    A top U.S. intelligence official told Congress this week that a planned Iraqi-led operation to re-take the city of Mosul from Islamic State militants is unlikely to take place this year. IS took over the city in June 2014, and for the past year and a half, Mosul residents have been held captive under its rule. VOA's Zana Omar talked to some families who managed to escape. Bronwyn Benito narrates his report.
    Video

    Video Scientists Make Progress Toward Better Diabetes Treatment, Cure

    Scientists at two of the top U.S. universities say they have made significant advances in their quest to find a more efficient treatment for diabetes and eventually a cure. According to the International Diabetes Federation, the disease affects more than 370 million people worldwide. VOA’s George Putic reports.
    Video

    Video NATO to Target Migrant Smugglers

    NATO has announced plans to send warships to the Aegean Sea to target migrant smugglers in the alliance's most direct intervention so far since a wave of people began trying to reach European shores.
    Video

    Video Russia's Catholics, Orthodox Hopeful on Historic Pope-Patriarch Meeting

    Russia's Catholic minority has welcomed an historic first meeting Friday in Cuba between the Pope and the Patriarch of Russia's dominant Orthodox Church. The Orthodox Church split with Rome in 1054 and analysts say politics, both church and state, have been driving the relationship in the centuries since. VOA's Daniel Schearf reports from Moscow.
    Video

    Video Used Books Get a New Life on the Streets of Lagos

    Used booksellers are importing books from abroad and selling them on the streets of Africa's largest city. What‘s popular with readers may surprise you. Chris Stein reports from Lagos.
    Video

    Video After NH Primaries All Eyes on South Carolina

    After Tuesday's primary in New Hampshire, US presidential candidates swiftly turned to the next election coming up in South Carolina. The so-called “first-in-the-South” poll may help further narrow down the field of candidates. Zlatica Hoke reports.
    Video
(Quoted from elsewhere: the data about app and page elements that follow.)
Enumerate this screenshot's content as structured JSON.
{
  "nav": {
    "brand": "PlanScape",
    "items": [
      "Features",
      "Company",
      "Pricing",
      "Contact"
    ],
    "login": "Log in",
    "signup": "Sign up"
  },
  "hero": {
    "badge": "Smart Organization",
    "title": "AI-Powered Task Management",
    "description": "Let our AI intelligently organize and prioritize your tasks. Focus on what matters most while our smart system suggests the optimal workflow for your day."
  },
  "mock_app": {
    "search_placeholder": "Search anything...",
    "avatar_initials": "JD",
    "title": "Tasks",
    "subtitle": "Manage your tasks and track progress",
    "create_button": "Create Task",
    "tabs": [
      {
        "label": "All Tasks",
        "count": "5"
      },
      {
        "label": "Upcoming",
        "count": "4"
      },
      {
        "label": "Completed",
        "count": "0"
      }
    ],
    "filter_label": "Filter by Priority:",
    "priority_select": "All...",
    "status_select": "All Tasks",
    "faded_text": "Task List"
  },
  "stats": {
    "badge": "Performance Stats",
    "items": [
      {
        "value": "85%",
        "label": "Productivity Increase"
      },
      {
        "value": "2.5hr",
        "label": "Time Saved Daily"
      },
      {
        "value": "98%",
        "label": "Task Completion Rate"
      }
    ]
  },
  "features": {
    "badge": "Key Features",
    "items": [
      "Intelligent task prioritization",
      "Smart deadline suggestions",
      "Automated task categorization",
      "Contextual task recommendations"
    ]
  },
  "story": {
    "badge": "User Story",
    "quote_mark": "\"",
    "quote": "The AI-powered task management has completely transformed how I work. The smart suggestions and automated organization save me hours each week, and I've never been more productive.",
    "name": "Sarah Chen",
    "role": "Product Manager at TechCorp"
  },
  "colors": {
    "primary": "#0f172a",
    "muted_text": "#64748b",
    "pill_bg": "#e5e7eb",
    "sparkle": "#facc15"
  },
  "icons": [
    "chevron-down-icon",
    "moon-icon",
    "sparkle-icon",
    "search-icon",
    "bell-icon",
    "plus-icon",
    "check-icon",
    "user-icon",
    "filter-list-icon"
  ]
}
    Video Smartphone Helps Grow Vegetables

    One day, you may be using your smartphone to grow your vegetables. A Taipei-based company has developed a farm cube — a small, enclosed ecosystem designed to grow plants indoors. The environment inside is automatically adjusted by the cube, but it can also be controlled through an app. VOA's Deborah Block has more on the gardening system.
    Video

    Video Exhibit Turns da Vinci’s Drawings Into Real Objects

    In addition to being a successful artist, Renaissance genius Leonardo da Vinci designed many practical machines, some of which are still in use today, although in different forms. But a number of his projects were never realized — until today. VOA’s George Putic reports.